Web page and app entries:
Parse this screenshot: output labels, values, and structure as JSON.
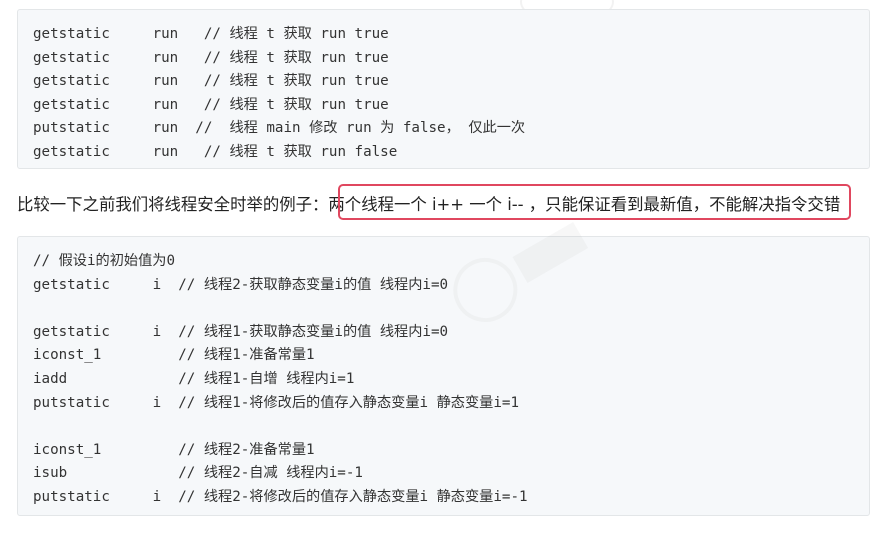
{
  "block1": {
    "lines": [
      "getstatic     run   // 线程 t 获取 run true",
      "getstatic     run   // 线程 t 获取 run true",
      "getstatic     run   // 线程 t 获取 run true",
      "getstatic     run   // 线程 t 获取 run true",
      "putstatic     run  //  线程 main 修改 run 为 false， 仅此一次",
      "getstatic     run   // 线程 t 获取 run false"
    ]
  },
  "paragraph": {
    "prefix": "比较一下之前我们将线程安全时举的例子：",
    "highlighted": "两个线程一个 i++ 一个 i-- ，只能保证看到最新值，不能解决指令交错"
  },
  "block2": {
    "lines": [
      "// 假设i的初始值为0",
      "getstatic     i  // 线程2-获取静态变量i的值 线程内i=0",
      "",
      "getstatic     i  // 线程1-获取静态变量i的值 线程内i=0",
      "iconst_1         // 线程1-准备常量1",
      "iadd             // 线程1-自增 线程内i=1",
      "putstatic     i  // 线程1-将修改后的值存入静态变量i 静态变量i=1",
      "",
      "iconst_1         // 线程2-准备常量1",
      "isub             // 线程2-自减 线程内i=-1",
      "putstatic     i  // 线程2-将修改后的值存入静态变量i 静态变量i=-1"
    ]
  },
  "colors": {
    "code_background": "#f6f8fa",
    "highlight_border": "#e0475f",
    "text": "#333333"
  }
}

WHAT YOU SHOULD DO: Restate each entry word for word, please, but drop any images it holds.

RESULT OF THE EXERCISE:
Parse this screenshot: output labels, values, and structure as JSON.
{
  "block1": {
    "lines": [
      "getstatic     run   // 线程 t 获取 run true",
      "getstatic     run   // 线程 t 获取 run true",
      "getstatic     run   // 线程 t 获取 run true",
      "getstatic     run   // 线程 t 获取 run true",
      "putstatic     run  //  线程 main 修改 run 为 false， 仅此一次",
      "getstatic     run   // 线程 t 获取 run false"
    ]
  },
  "paragraph": {
    "prefix": "比较一下之前我们将线程安全时举的例子：",
    "highlighted": "两个线程一个 i++ 一个 i-- ，只能保证看到最新值，不能解决指令交错"
  },
  "block2": {
    "lines": [
      "// 假设i的初始值为0",
      "getstatic     i  // 线程2-获取静态变量i的值 线程内i=0",
      "",
      "getstatic     i  // 线程1-获取静态变量i的值 线程内i=0",
      "iconst_1         // 线程1-准备常量1",
      "iadd             // 线程1-自增 线程内i=1",
      "putstatic     i  // 线程1-将修改后的值存入静态变量i 静态变量i=1",
      "",
      "iconst_1         // 线程2-准备常量1",
      "isub             // 线程2-自减 线程内i=-1",
      "putstatic     i  // 线程2-将修改后的值存入静态变量i 静态变量i=-1"
    ]
  },
  "colors": {
    "code_background": "#f6f8fa",
    "highlight_border": "#e0475f",
    "text": "#333333"
  }
}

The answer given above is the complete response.